Diagnosis, symptoms, recovery….

May 8, 2010 at 6:39 am

Dear Caregiver 714,

After the eradication of polio, Guillain-Barre syndrome is the number one cause of acute flaccid paralysis worldwide today. The problem is that General Practitioners, Emergency Room Doctors, and some Neurologist do not recognize the symptoms of GBS. A quick diagnosis with fast treatment of either plasmapheresis or IVIG will determine the extent of damage to a patient’s myelin sheath and their recovery time. It could mean the difference between months or years…and the amount of residual damages to the patient. The secret is a better education of the symptoms of this devastating and catastrophic disease to all doctors so a quick diagnosis can be made and treatment with either IVIG or Plasmapheresis can be started as quickly as possible to prevent long term residual damages.

Just over 13 years ago on Dec. 26th, 1996, my life as I knew it changed forever.
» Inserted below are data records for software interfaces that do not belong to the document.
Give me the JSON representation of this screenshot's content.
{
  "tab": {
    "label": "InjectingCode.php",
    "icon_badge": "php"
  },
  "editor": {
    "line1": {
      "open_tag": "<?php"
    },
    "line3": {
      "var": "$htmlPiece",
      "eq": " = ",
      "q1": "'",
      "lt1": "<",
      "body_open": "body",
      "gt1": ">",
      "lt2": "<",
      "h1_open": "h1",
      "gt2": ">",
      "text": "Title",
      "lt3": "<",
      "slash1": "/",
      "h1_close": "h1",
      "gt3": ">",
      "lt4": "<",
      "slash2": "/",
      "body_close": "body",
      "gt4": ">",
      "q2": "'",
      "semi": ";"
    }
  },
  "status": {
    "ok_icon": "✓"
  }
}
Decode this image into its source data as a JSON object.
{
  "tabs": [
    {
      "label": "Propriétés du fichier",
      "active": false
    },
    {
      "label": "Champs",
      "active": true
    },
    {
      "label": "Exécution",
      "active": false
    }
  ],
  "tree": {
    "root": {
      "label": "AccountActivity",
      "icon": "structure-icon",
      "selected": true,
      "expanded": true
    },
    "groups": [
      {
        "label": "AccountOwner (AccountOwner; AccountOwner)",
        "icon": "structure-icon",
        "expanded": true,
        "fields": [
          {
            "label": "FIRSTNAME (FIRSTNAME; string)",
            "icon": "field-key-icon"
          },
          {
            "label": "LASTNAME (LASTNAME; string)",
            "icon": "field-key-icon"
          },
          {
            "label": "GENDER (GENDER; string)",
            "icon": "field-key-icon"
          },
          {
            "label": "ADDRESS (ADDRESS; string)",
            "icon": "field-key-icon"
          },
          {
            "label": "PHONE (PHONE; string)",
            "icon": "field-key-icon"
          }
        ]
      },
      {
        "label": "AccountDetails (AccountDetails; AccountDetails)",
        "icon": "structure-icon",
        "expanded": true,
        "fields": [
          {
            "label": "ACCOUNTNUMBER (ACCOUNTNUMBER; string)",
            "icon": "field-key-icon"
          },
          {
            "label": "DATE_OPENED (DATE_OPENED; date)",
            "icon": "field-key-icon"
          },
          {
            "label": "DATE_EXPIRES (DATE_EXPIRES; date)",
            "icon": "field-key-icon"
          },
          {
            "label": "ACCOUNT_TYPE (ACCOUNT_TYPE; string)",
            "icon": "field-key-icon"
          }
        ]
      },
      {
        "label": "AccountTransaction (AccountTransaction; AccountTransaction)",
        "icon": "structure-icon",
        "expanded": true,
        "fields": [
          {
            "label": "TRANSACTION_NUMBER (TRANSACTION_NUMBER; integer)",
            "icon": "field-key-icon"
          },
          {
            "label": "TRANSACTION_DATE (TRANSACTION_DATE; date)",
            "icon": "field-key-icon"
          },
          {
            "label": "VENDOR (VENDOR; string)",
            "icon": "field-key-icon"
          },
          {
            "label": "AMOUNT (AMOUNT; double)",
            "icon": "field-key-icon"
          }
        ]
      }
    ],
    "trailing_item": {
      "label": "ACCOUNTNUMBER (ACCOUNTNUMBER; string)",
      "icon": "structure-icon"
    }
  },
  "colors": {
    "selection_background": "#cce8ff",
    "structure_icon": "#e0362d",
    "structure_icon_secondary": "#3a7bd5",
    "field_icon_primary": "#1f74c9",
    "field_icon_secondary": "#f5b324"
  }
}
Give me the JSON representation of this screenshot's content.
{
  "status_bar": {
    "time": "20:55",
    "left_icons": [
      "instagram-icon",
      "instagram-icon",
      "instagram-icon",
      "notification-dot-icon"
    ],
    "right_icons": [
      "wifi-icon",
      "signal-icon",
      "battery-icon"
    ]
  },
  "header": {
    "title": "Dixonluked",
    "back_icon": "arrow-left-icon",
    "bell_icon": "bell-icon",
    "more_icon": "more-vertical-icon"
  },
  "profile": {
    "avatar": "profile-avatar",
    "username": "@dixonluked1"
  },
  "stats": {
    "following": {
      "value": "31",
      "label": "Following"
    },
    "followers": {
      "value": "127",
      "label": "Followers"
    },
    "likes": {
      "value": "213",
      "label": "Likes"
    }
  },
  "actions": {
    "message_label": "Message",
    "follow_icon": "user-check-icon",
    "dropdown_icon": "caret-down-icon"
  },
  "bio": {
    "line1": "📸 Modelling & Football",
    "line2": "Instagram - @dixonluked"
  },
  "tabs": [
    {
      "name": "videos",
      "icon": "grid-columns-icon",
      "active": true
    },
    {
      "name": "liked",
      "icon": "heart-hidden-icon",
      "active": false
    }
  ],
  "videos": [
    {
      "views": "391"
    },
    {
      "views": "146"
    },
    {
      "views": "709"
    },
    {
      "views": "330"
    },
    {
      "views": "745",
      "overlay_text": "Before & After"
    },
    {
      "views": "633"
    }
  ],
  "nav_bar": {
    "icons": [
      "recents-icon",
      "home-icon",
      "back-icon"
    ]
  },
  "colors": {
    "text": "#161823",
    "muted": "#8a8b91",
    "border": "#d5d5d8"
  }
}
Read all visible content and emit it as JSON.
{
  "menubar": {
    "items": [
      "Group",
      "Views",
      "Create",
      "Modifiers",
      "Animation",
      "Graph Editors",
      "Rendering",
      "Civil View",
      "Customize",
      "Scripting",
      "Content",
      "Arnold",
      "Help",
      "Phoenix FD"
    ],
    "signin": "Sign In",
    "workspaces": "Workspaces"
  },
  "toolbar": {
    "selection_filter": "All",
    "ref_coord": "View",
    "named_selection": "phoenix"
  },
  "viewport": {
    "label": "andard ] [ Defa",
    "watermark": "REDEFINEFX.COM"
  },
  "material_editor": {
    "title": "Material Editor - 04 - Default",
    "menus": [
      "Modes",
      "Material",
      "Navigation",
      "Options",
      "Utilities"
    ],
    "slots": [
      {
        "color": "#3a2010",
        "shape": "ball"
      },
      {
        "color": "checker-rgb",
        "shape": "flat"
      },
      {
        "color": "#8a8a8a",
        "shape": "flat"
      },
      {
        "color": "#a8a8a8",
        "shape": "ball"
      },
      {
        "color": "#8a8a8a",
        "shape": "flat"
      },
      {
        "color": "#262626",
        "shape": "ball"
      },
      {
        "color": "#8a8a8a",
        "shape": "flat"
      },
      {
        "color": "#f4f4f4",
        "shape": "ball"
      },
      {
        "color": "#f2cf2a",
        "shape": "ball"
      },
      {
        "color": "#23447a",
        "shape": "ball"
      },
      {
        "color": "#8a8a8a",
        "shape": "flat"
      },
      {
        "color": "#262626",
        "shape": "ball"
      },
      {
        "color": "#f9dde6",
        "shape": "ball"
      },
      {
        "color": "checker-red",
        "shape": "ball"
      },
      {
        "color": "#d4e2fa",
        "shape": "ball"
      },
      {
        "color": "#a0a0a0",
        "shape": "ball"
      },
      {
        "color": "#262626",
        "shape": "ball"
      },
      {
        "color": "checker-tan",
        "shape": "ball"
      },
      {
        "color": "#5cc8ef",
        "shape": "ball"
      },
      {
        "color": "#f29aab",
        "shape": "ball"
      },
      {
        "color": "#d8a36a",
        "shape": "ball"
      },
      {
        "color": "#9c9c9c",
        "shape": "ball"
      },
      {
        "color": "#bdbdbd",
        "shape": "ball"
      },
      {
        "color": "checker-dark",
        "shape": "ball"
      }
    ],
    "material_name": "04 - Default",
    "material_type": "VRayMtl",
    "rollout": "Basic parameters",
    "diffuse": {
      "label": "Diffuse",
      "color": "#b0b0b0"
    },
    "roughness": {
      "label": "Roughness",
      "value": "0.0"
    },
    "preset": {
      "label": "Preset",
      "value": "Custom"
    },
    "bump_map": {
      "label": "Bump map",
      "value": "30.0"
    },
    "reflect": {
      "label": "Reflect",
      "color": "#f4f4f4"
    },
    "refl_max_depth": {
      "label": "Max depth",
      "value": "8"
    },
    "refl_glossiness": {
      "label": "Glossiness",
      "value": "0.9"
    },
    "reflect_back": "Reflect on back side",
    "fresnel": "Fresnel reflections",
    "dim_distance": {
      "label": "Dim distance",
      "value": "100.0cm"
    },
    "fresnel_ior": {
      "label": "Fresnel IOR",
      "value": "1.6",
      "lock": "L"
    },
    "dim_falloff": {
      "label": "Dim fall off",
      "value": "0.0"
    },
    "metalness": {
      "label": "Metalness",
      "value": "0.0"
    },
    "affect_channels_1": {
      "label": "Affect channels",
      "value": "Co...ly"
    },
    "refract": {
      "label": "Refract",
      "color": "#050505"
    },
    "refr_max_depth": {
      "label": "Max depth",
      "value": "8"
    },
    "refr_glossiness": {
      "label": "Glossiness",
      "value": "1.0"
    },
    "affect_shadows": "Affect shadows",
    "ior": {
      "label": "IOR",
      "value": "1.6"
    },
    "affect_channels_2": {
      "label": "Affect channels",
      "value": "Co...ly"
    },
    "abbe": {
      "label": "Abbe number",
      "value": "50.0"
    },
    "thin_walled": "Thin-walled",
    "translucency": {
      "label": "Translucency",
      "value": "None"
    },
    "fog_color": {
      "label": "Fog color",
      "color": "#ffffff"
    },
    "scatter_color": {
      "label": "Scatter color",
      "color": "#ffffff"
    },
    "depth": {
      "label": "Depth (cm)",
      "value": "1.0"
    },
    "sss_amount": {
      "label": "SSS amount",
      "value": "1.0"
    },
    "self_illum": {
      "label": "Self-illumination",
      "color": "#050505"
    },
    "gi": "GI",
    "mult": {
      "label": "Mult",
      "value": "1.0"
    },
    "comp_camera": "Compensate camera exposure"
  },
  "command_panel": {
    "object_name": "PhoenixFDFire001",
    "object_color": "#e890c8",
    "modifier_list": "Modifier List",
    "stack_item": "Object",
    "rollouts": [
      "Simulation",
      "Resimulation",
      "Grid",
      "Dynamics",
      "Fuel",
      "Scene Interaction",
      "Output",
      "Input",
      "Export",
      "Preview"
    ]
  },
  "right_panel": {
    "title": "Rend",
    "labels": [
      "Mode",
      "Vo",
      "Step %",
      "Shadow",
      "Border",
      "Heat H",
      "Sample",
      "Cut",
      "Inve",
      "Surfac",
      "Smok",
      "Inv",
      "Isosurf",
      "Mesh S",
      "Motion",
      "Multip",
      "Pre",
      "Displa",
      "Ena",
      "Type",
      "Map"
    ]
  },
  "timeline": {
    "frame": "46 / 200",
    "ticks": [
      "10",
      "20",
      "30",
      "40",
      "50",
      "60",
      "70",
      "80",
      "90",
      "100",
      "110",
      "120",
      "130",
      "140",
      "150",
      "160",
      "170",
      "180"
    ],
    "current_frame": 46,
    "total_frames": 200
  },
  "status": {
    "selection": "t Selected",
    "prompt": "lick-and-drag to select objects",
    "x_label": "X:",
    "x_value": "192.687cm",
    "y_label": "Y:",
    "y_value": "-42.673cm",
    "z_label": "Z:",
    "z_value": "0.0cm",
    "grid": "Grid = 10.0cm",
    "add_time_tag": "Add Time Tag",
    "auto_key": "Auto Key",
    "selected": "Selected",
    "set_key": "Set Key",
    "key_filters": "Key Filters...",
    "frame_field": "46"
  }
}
I collapsed in my bedroom with both legs paralyzed. My wife, Rosemary, called an ambulance and I was taken to the hospital. The paralysis began to move up my body, and within 4 days my breathing muscles were paralyzed, I had difficulty swallowing, and I had a feeding tube inserted in my stomach. I suddenly found myself “locked in, totally paralyzed and closed out of the life I had known.” The only parts of my body that moved was my eyelids. I had a tracheotomy and was hooked to a respirator that breathed for me. I had a neurological disease called Guillain-Barre syndrome. Unfortunately I was misdiagnosed and did not receive either treatment of IVIg or plasmapheresis. The two neurologists thought my paralysis was caused by problems in my cervical spine and focused all their effort in that area…even after my breathing muscles became paralyzed, and I became totally paralyzed?

On January 7th, 1997 just a little over 2 weeks later: I had GBS (not diagnosed), I had another neurological disease, Transverse Myelitis (not known at the time), I had a blood staph infection, staphylococcus aureus (but the exact type staph infection unknown), I had internal bleeding (source unknown), I had pneumonia, a temperature of 107.9, blood pressure of 44/0 by Doppler (would not register by cuff), an EEG (brain scan) that showed “no activity”, and I was in a coma. It was approximately 3:00 AM in the morning and the doctors told my wife and sons that everything medically and humanly possible had been done, but there was “no hope” for me. The doctors then told my wife to make arrangements for a post-mortem so they would know what “killed me”. But Rosemary did not make those arrangements. Instead, she called our Pastor at 5:00 AM and when he arrived my family and a few close friends that were there circled my bed and prayed for a miracle…I was spared by the Grace of God. The Neurologist did know at this time I had GBS because the staph infection was Endocarditis, an infection that attacks the valves of the heart. I have heart problems, so they called my cardiologist. He is from India and as an adolescent his cousin had GBS, so when he saw me in my condition, he said, “this man has Guillain-Barre syndrome.” However, in this condition neither IVIg or plasmapheresis could be given.

As soon as I had the dexterity to move my fingers I started doing my own research on the Internet, and I studied GBS, CIDP, and other autoimmune diseases every day for more than 8 years. I learned that in severe cases of GBS the reflexes of the brain stem may be paralyzed, thus giving a false positive EEG…and I am sure the “no activity” report influenced the neurologist decision to “pull the plug” on me, and telling my wife to make arrangements for a post-mortem. I am also sure the neurologist “Did not know that the brain stem reflexes could be paralyzed from severe cases of Guillain-Barre Syndrome.”

The GBS progressed into a chronic form of Guillain Barre syndrome, CIDP: Chronic Inflammatory Demyelinating Polyneuropathy. My body continues to produce antibodies that attack my myelin sheath today. I get regular infusions of IVIg, Intravenous Immunoglobulin (Gamma) that stop the attack. I do not have 100% leg strength because of axonal nerve cell damage. I have about 70% of my leg strength as a residual effect of GBS and CIDP and that is after the infusion of IVIG when my strength is at it’s max…and will stay at it’s max for approximately 21/2 weeks, then starts to decline, and after the 4th week I am at my lowest level without using a wheelchair and I get another infusion.

As you can see from my experience, I was not diagnosed and I did not get treatment of either IVIg or plasmapheresis at the onset of my GBS and I have residuals that will last forever. And I even self diagnosed my CIDP but did not have any luck convincing my GP or neurologist. I finally made my own appt at the University of Louisville Neurology Dept. They did an EMG/NVS and diagnosed me CIDP and began IVIg treatments…and I have been getting IVIg since.

Warmest regards.